So the natural question follows: how much of R is written in the R language? The librestats blog did an analysis of the latest R source code distribution, and found that 22% of the R's lines of code are in R.

For comparison, about 50% of R is written in C, and just under 30% in Fortran — for the current 2.13.1 release, at least. Of course, these ratios have changed over time with each release of R, as this analysis of the R codebase from Ohloh shows:

Note that R's source distribution includes the language/graphics engine and only the base packages. All distributions of R also include the recommended packages, and most users install third-party packages from CRAN as well. For packages in general, the ratios are a bit different: when considering the 12.4 million (!) lines of code that make up the 3249 packages on CRAN, just shy of 50% of that code is in R. (Thanks again to librestats for the analysis.)
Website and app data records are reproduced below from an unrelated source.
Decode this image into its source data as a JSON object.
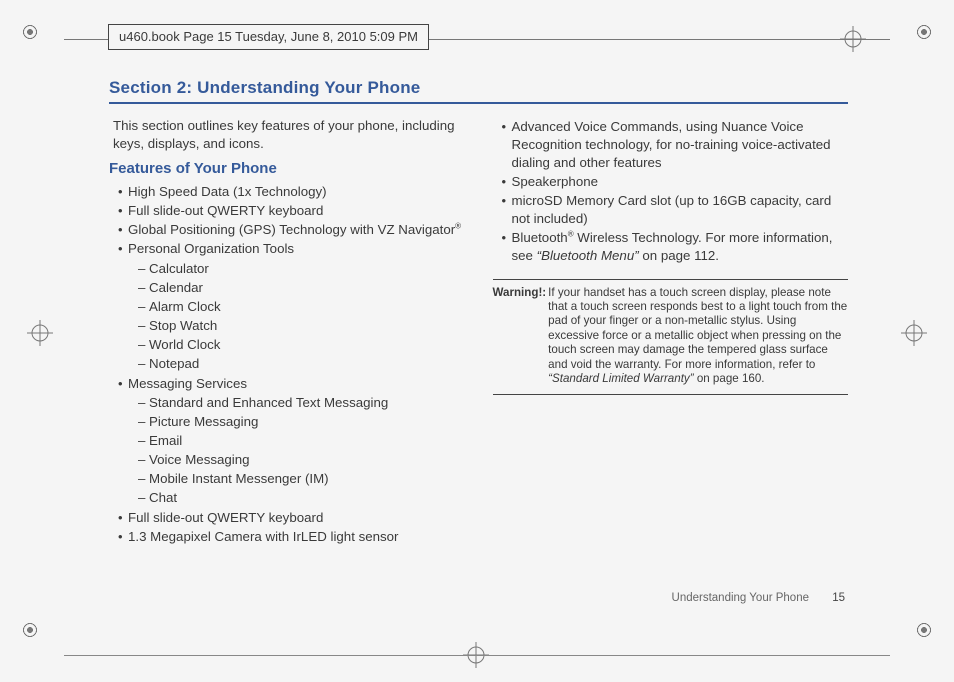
{
  "header": {
    "stamp": "u460.book  Page 15  Tuesday, June 8, 2010  5:09 PM"
  },
  "section_title": "Section 2: Understanding Your Phone",
  "intro": "This section outlines key features of your phone, including keys, displays, and icons.",
  "features_heading": "Features of Your Phone",
  "left_features": {
    "b1": "High Speed Data (1x Technology)",
    "b2": "Full slide-out QWERTY keyboard",
    "b3_pre": "Global Positioning (GPS) Technology with VZ Navigator",
    "b4": "Personal Organization Tools",
    "org": {
      "d1": "Calculator",
      "d2": "Calendar",
      "d3": "Alarm Clock",
      "d4": "Stop Watch",
      "d5": "World Clock",
      "d6": "Notepad"
    },
    "b5": "Messaging Services",
    "msg": {
      "d1": "Standard and Enhanced Text Messaging",
      "d2": "Picture Messaging",
      "d3": "Email",
      "d4": "Voice Messaging",
      "d5": "Mobile Instant Messenger (IM)",
      "d6": "Chat"
    },
    "b6": "Full slide-out QWERTY keyboard",
    "b7": "1.3 Megapixel Camera with IrLED light sensor"
  },
  "right_features": {
    "b1": "Advanced Voice Commands, using Nuance Voice Recognition technology, for no-training voice-activated dialing and other features",
    "b2": "Speakerphone",
    "b3": "microSD Memory Card slot (up to 16GB capacity, card not included)",
    "b4_pre": "Bluetooth",
    "b4_post": " Wireless Technology. For more information, see ",
    "b4_link": "“Bluetooth Menu”",
    "b4_tail": " on page 112."
  },
  "warning": {
    "label": "Warning!:",
    "text_a": "If your handset has a touch screen display, please note that a touch screen responds best to a light touch from the pad of your finger or a non-metallic stylus. Using excessive force or a metallic object when pressing on the touch screen may damage the tempered glass surface and void the warranty. For more information, refer to ",
    "text_link": "“Standard Limited Warranty”",
    "text_b": "  on page 160."
  },
  "footer": {
    "label": "Understanding Your Phone",
    "page": "15"
  }
}
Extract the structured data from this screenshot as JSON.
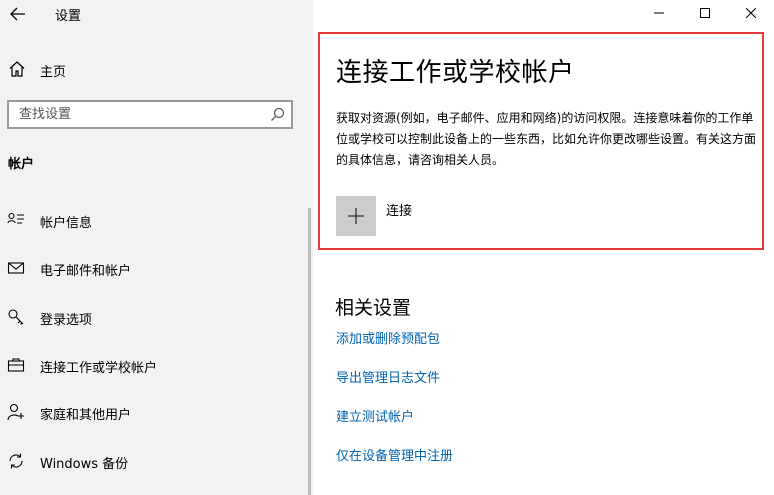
{
  "app": {
    "title": "设置"
  },
  "sidebar": {
    "home_label": "主页",
    "search_placeholder": "查找设置",
    "section_title": "帐户",
    "items": [
      {
        "label": "帐户信息",
        "icon": "account-info-icon"
      },
      {
        "label": "电子邮件和帐户",
        "icon": "mail-icon"
      },
      {
        "label": "登录选项",
        "icon": "key-icon"
      },
      {
        "label": "连接工作或学校帐户",
        "icon": "briefcase-icon"
      },
      {
        "label": "家庭和其他用户",
        "icon": "person-add-icon"
      },
      {
        "label": "Windows 备份",
        "icon": "sync-icon"
      }
    ]
  },
  "main": {
    "title": "连接工作或学校帐户",
    "description": "获取对资源(例如，电子邮件、应用和网络)的访问权限。连接意味着你的工作单位或学校可以控制此设备上的一些东西，比如允许你更改哪些设置。有关这方面的具体信息，请咨询相关人员。",
    "connect_label": "连接",
    "related_title": "相关设置",
    "links": [
      "添加或删除预配包",
      "导出管理日志文件",
      "建立测试帐户",
      "仅在设备管理中注册"
    ]
  },
  "colors": {
    "link": "#0063b1",
    "highlight_border": "#e23b3b",
    "sidebar_bg": "#f2f2f2"
  }
}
So in conclusion: while R itself is mostly written in C (with hefty chunks in R and Fortran), R packages are mostly written in R (with hefty chunks written in C/C++).